Symposium to explore implications of digital currency
A new way for consumers to pay for purchases online will be the focus of a Feb. 21 symposium at The Ohio State University Moritz College of Law, when the Ohio State Entrepreneurial Business Law Journal presents “In Bitcoin We Trust? A Forward Look at the Regulation, Use, and Growth of the Digital Currency.”
Bitcoin is a digital currency introduced by open source software in 2009. It is now used in more than 62,000 commercial transactions daily, and well-known retailers are beginning to accept it as a form of payment.

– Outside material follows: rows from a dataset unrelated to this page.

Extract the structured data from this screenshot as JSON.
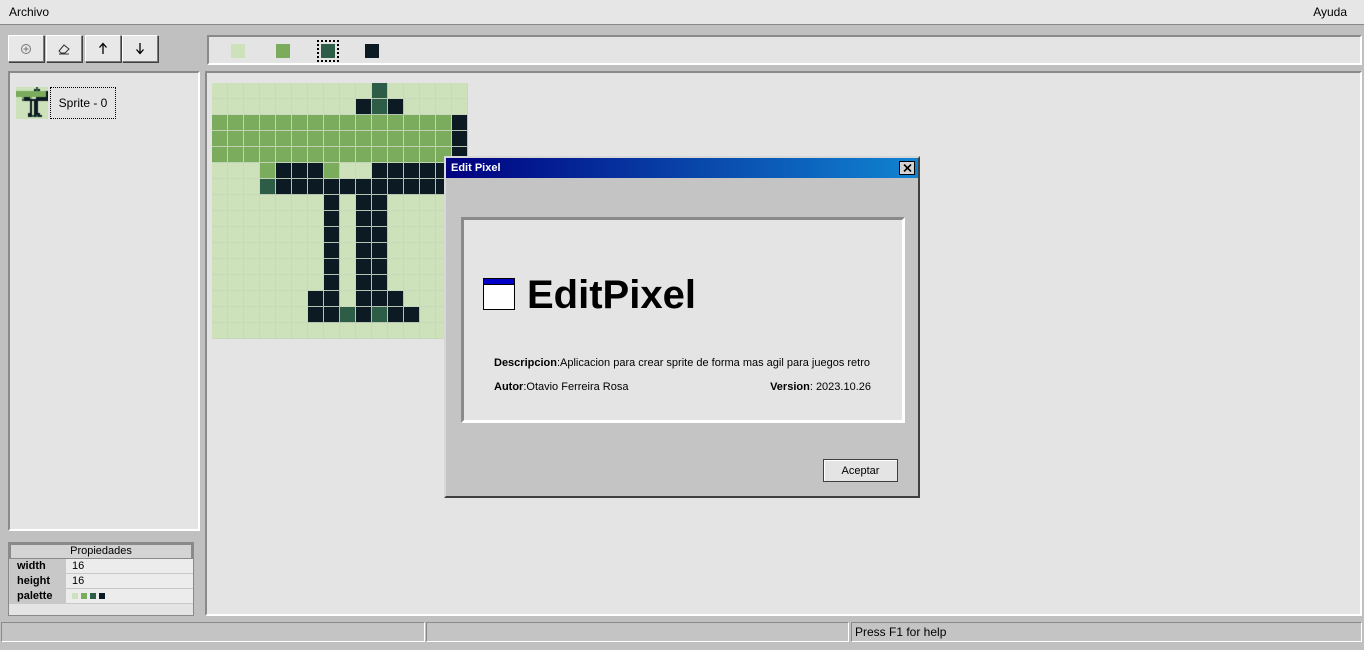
{
  "menubar": {
    "file": "Archivo",
    "help": "Ayuda"
  },
  "toolbar": {
    "buttons": [
      {
        "name": "add-sprite-button",
        "icon": "add-circle-icon"
      },
      {
        "name": "eraser-button",
        "icon": "eraser-icon"
      },
      {
        "name": "move-up-button",
        "icon": "arrow-up-icon"
      },
      {
        "name": "move-down-button",
        "icon": "arrow-down-icon"
      }
    ]
  },
  "palette": {
    "colors": [
      "#cde1bb",
      "#7bab5c",
      "#2d5c47",
      "#0c1b23"
    ],
    "selected_index": 2
  },
  "sprites": [
    {
      "label": "Sprite - 0"
    }
  ],
  "properties": {
    "header": "Propiedades",
    "rows": [
      {
        "key": "width",
        "value": "16"
      },
      {
        "key": "height",
        "value": "16"
      },
      {
        "key": "palette",
        "value": ""
      }
    ]
  },
  "sprite_pixels": [
    "0000000000200000",
    "0000000003230000",
    "1111111111111113",
    "1111111111111113",
    "1111111111111113",
    "0001333100333333",
    "0002333333333333",
    "0000000303300000",
    "0000000303300000",
    "0000000303300000",
    "0000000303300000",
    "0000000303300000",
    "0000000303300000",
    "0000003303330000",
    "0000003323233000",
    "0000000000000000"
  ],
  "dialog": {
    "title": "Edit Pixel",
    "app_name": "EditPixel",
    "desc_label": "Descripcion",
    "desc_value": ":Aplicacion para crear sprite de forma mas agil para juegos retro",
    "author_label": "Autor",
    "author_value": ":Otavio Ferreira Rosa",
    "version_label": "Version",
    "version_value": ": 2023.10.26",
    "ok_label": "Aceptar"
  },
  "statusbar": {
    "help_text": "Press F1 for help"
  }
}
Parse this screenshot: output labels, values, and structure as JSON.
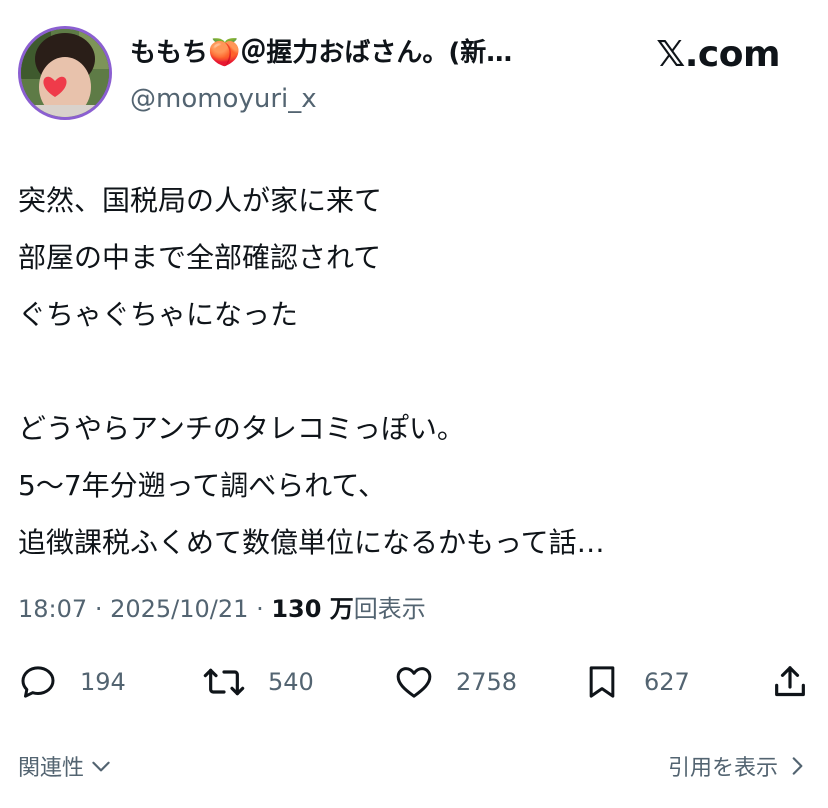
{
  "author": {
    "display_name": "ももち🍑＠握力おばさん。(新…",
    "handle": "@momoyuri_x",
    "avatar_icon": "profile-photo-with-heart-sticker"
  },
  "brand": "𝕏.com",
  "tweet": {
    "lines": [
      "突然、国税局の人が家に来て",
      "部屋の中まで全部確認されて",
      "ぐちゃぐちゃになった",
      "",
      "どうやらアンチのタレコミっぽい。",
      "5〜7年分遡って調べられて、",
      "追徴課税ふくめて数億単位になるかもって話…"
    ]
  },
  "meta": {
    "time": "18:07",
    "date": "2025/10/21",
    "separator": "·",
    "views_count": "130 万",
    "views_label": "回表示"
  },
  "actions": {
    "replies": "194",
    "reposts": "540",
    "likes": "2758",
    "bookmarks": "627"
  },
  "footer": {
    "related_label": "関連性",
    "quotes_label": "引用を表示"
  },
  "colors": {
    "text": "#0f1419",
    "secondary": "#536471",
    "avatar_ring": "#8b5fd1"
  }
}
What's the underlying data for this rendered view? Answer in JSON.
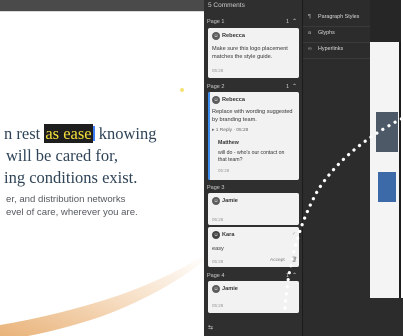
{
  "document": {
    "headline_line1_pre": "n rest ",
    "headline_line1_highlight": "as ease",
    "headline_line1_post": " knowing",
    "headline_line2": "will be cared for,",
    "headline_line3": "ing conditions exist.",
    "body_line1": "er, and distribution networks",
    "body_line2": "evel of care, wherever you are."
  },
  "comments_panel": {
    "title": "5 Comments",
    "groups": [
      {
        "label": "Page 1",
        "count": "1",
        "comments": [
          {
            "author": "Rebecca",
            "text": "Make sure this logo placement matches the style guide.",
            "time": "05:28"
          }
        ]
      },
      {
        "label": "Page 2",
        "count": "1",
        "comments": [
          {
            "author": "Rebecca",
            "text": "Replace with wording suggested by branding team.",
            "reply_summary": "1 Reply · 05:28",
            "reply": {
              "author": "Matthew",
              "text": "will do - who's our contact on that team?",
              "time": "05:28"
            }
          }
        ]
      },
      {
        "label": "Page 3",
        "count": "",
        "comments": [
          {
            "author": "Jamie",
            "time": "05:28"
          },
          {
            "author": "Kara",
            "text": "easy",
            "time": "05:28",
            "action": "Accept"
          }
        ]
      },
      {
        "label": "Page 4",
        "count": "1",
        "comments": [
          {
            "author": "Jamie",
            "time": "05:28"
          }
        ]
      }
    ]
  },
  "side_panel": {
    "items": [
      {
        "label": "Paragraph Styles",
        "icon": "paragraph-styles-icon"
      },
      {
        "label": "Glyphs",
        "icon": "glyphs-icon"
      },
      {
        "label": "Hyperlinks",
        "icon": "hyperlinks-icon"
      }
    ]
  },
  "colors": {
    "highlight_bg": "#1e1e1e",
    "highlight_text": "#f6e03a",
    "headline": "#2f4457",
    "panel_bg": "#2f2f2f",
    "accent": "#3d8cf0"
  }
}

Panel discussions at the February symposium will explore the implications for Bitcoin for central banking, consumer protection concerns, and its role in the space between regulated and black markets. David Mills, assistant director of the Federal Reserve Board, will deliver a keynote speech at the event.
The symposium is free, and attendees can earn CLE credit. Breakfast and lunch will be provided for those who register by Feb. 17.
Posted in: Winter 2014, On Point